++++ SOURCE DATA ++++

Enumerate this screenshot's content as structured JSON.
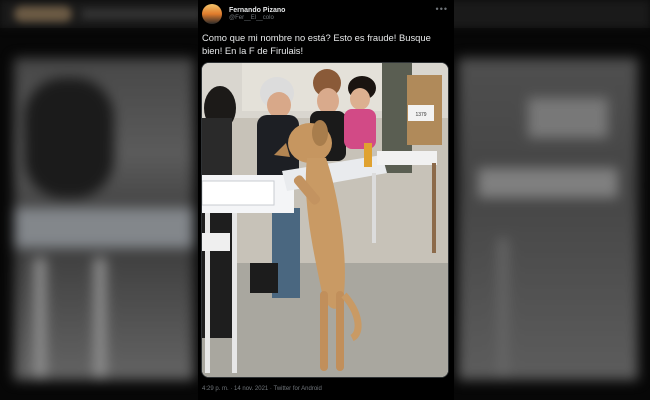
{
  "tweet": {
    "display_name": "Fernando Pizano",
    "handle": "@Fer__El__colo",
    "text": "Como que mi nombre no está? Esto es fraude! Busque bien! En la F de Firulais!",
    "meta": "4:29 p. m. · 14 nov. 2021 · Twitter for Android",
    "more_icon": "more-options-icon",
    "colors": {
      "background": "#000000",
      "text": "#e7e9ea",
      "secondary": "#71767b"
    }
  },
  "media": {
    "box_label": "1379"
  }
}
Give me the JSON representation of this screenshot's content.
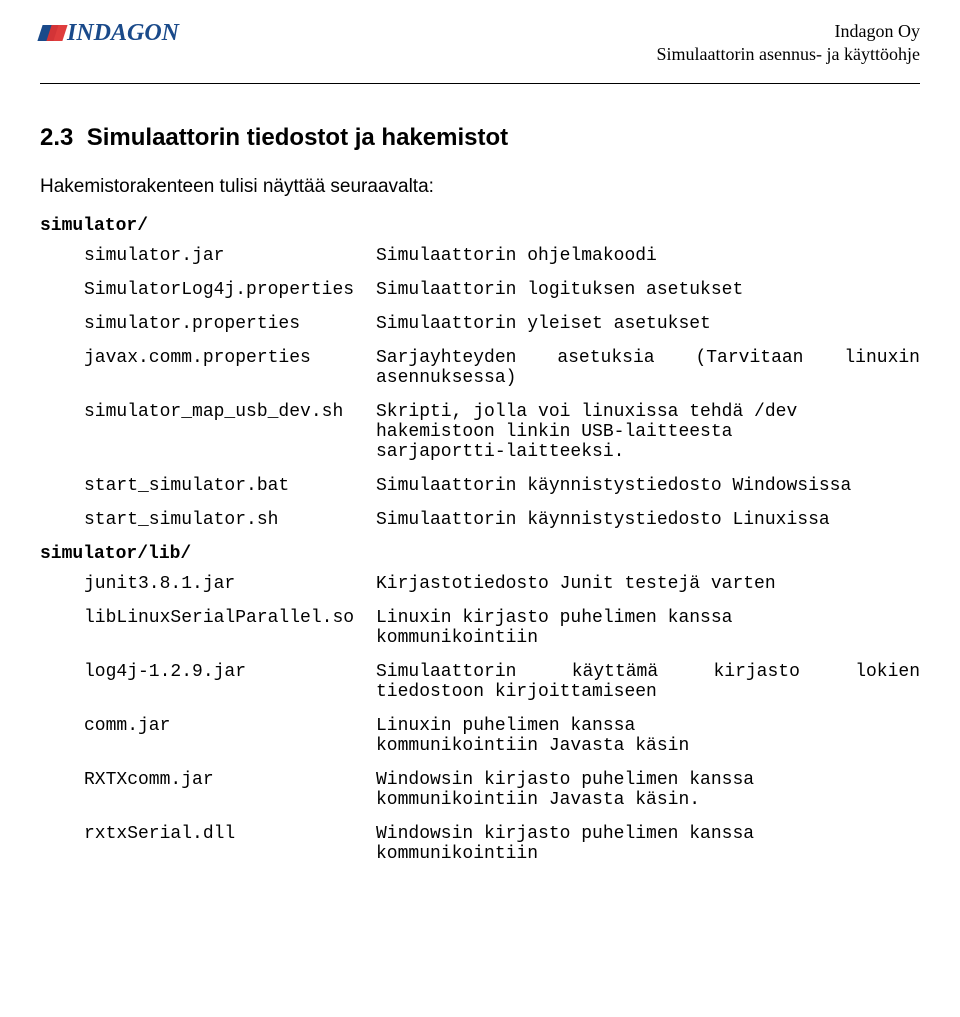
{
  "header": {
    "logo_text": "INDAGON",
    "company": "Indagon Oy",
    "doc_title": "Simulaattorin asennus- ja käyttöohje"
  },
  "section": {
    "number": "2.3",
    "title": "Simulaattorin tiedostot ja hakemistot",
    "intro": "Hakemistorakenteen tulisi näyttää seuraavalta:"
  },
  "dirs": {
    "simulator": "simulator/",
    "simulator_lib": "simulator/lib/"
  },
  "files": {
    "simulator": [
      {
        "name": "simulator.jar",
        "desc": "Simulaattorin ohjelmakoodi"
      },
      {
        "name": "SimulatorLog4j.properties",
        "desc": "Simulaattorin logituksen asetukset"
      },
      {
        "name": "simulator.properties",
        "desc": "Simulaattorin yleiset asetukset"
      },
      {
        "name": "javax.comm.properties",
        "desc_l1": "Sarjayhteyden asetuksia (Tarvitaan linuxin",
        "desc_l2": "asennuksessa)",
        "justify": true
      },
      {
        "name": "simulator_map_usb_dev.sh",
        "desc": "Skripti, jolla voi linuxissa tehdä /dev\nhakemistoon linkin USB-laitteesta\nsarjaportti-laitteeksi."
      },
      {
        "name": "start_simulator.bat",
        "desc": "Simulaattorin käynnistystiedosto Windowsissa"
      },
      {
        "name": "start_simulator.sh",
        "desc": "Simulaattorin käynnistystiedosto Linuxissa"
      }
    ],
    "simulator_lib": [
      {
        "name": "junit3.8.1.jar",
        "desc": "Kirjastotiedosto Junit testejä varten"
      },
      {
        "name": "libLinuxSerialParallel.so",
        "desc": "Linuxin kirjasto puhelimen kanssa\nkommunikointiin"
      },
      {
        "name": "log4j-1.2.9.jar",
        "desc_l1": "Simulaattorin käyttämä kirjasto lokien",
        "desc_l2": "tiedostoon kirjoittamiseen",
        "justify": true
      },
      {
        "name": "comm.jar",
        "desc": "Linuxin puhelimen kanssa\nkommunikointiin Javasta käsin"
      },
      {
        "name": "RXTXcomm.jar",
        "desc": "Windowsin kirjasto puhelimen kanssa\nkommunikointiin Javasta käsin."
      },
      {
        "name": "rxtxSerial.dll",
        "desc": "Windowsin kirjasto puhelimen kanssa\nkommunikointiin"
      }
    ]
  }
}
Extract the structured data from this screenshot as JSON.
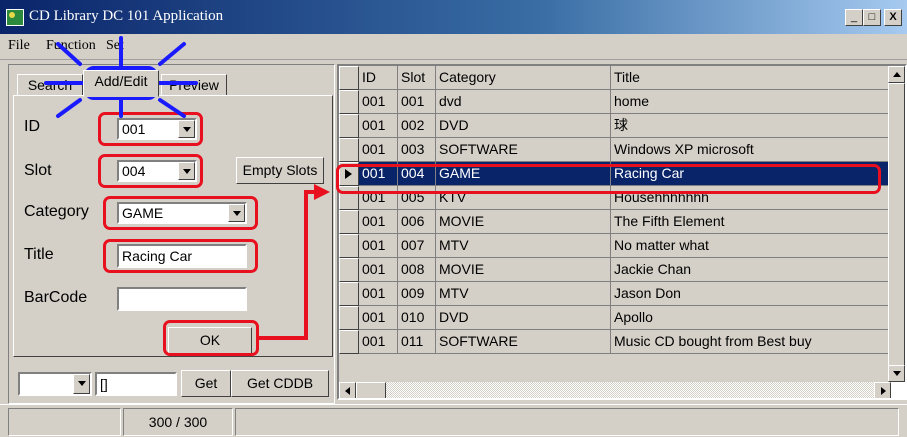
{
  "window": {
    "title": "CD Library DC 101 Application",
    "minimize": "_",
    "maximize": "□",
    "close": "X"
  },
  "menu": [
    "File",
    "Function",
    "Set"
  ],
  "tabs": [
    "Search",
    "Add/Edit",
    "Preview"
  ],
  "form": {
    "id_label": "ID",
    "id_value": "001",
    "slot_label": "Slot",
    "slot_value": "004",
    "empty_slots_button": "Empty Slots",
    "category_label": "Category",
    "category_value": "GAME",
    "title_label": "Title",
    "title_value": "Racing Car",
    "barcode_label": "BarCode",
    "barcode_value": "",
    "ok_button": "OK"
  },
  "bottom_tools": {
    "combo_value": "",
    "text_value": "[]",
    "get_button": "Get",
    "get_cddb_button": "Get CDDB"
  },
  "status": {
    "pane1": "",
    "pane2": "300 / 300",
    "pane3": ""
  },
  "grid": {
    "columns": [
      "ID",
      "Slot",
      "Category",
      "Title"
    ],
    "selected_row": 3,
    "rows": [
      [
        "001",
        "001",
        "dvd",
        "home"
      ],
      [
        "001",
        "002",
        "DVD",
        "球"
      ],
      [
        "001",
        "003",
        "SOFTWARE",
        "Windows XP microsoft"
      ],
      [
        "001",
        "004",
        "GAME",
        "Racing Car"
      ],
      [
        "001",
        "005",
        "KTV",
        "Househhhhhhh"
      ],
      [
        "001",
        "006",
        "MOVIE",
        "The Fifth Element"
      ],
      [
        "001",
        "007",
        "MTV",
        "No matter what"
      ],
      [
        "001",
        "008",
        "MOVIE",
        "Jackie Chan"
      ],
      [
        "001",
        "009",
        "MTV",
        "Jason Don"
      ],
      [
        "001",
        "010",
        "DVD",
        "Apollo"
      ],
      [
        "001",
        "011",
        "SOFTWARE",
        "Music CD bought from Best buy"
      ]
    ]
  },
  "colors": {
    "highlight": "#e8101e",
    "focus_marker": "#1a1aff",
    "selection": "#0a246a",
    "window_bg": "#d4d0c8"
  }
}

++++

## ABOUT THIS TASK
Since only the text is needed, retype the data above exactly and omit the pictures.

## WRITTEN ANSWER
Enumerate this screenshot's content as structured JSON.
{
  "tweet": {
    "display_name": "Fernando Pizano",
    "handle": "@Fer__El__colo",
    "text": "Como que mi nombre no está? Esto es fraude! Busque bien! En la F de Firulais!",
    "meta": "4:29 p. m. · 14 nov. 2021 · Twitter for Android",
    "more_icon": "more-options-icon",
    "colors": {
      "background": "#000000",
      "text": "#e7e9ea",
      "secondary": "#71767b"
    }
  },
  "media": {
    "box_label": "1379"
  }
}
Give me the JSON representation of this screenshot's content.
{
  "header": {
    "logo_text": "INDAGON",
    "company": "Indagon Oy",
    "doc_title": "Simulaattorin asennus- ja käyttöohje"
  },
  "section": {
    "number": "2.3",
    "title": "Simulaattorin tiedostot ja hakemistot",
    "intro": "Hakemistorakenteen tulisi näyttää seuraavalta:"
  },
  "dirs": {
    "simulator": "simulator/",
    "simulator_lib": "simulator/lib/"
  },
  "files": {
    "simulator": [
      {
        "name": "simulator.jar",
        "desc": "Simulaattorin ohjelmakoodi"
      },
      {
        "name": "SimulatorLog4j.properties",
        "desc": "Simulaattorin logituksen asetukset"
      },
      {
        "name": "simulator.properties",
        "desc": "Simulaattorin yleiset asetukset"
      },
      {
        "name": "javax.comm.properties",
        "desc_l1": "Sarjayhteyden asetuksia (Tarvitaan linuxin",
        "desc_l2": "asennuksessa)",
        "justify": true
      },
      {
        "name": "simulator_map_usb_dev.sh",
        "desc": "Skripti, jolla voi linuxissa tehdä /dev\nhakemistoon linkin USB-laitteesta\nsarjaportti-laitteeksi."
      },
      {
        "name": "start_simulator.bat",
        "desc": "Simulaattorin käynnistystiedosto Windowsissa"
      },
      {
        "name": "start_simulator.sh",
        "desc": "Simulaattorin käynnistystiedosto Linuxissa"
      }
    ],
    "simulator_lib": [
      {
        "name": "junit3.8.1.jar",
        "desc": "Kirjastotiedosto Junit testejä varten"
      },
      {
        "name": "libLinuxSerialParallel.so",
        "desc": "Linuxin kirjasto puhelimen kanssa\nkommunikointiin"
      },
      {
        "name": "log4j-1.2.9.jar",
        "desc_l1": "Simulaattorin käyttämä kirjasto lokien",
        "desc_l2": "tiedostoon kirjoittamiseen",
        "justify": true
      },
      {
        "name": "comm.jar",
        "desc": "Linuxin puhelimen kanssa\nkommunikointiin Javasta käsin"
      },
      {
        "name": "RXTXcomm.jar",
        "desc": "Windowsin kirjasto puhelimen kanssa\nkommunikointiin Javasta käsin."
      },
      {
        "name": "rxtxSerial.dll",
        "desc": "Windowsin kirjasto puhelimen kanssa\nkommunikointiin"
      }
    ]
  }
}
Extract the structured data from this screenshot as JSON.
{
  "window": {
    "title": "CD Library DC 101 Application",
    "minimize": "_",
    "maximize": "□",
    "close": "X"
  },
  "menu": [
    "File",
    "Function",
    "Set"
  ],
  "tabs": [
    "Search",
    "Add/Edit",
    "Preview"
  ],
  "form": {
    "id_label": "ID",
    "id_value": "001",
    "slot_label": "Slot",
    "slot_value": "004",
    "empty_slots_button": "Empty Slots",
    "category_label": "Category",
    "category_value": "GAME",
    "title_label": "Title",
    "title_value": "Racing Car",
    "barcode_label": "BarCode",
    "barcode_value": "",
    "ok_button": "OK"
  },
  "bottom_tools": {
    "combo_value": "",
    "text_value": "[]",
    "get_button": "Get",
    "get_cddb_button": "Get CDDB"
  },
  "status": {
    "pane1": "",
    "pane2": "300 / 300",
    "pane3": ""
  },
  "grid": {
    "columns": [
      "ID",
      "Slot",
      "Category",
      "Title"
    ],
    "selected_row": 3,
    "rows": [
      [
        "001",
        "001",
        "dvd",
        "home"
      ],
      [
        "001",
        "002",
        "DVD",
        "球"
      ],
      [
        "001",
        "003",
        "SOFTWARE",
        "Windows XP microsoft"
      ],
      [
        "001",
        "004",
        "GAME",
        "Racing Car"
      ],
      [
        "001",
        "005",
        "KTV",
        "Househhhhhhh"
      ],
      [
        "001",
        "006",
        "MOVIE",
        "The Fifth Element"
      ],
      [
        "001",
        "007",
        "MTV",
        "No matter what"
      ],
      [
        "001",
        "008",
        "MOVIE",
        "Jackie Chan"
      ],
      [
        "001",
        "009",
        "MTV",
        "Jason Don"
      ],
      [
        "001",
        "010",
        "DVD",
        "Apollo"
      ],
      [
        "001",
        "011",
        "SOFTWARE",
        "Music CD bought from Best buy"
      ]
    ]
  },
  "colors": {
    "highlight": "#e8101e",
    "focus_marker": "#1a1aff",
    "selection": "#0a246a",
    "window_bg": "#d4d0c8"
  }
}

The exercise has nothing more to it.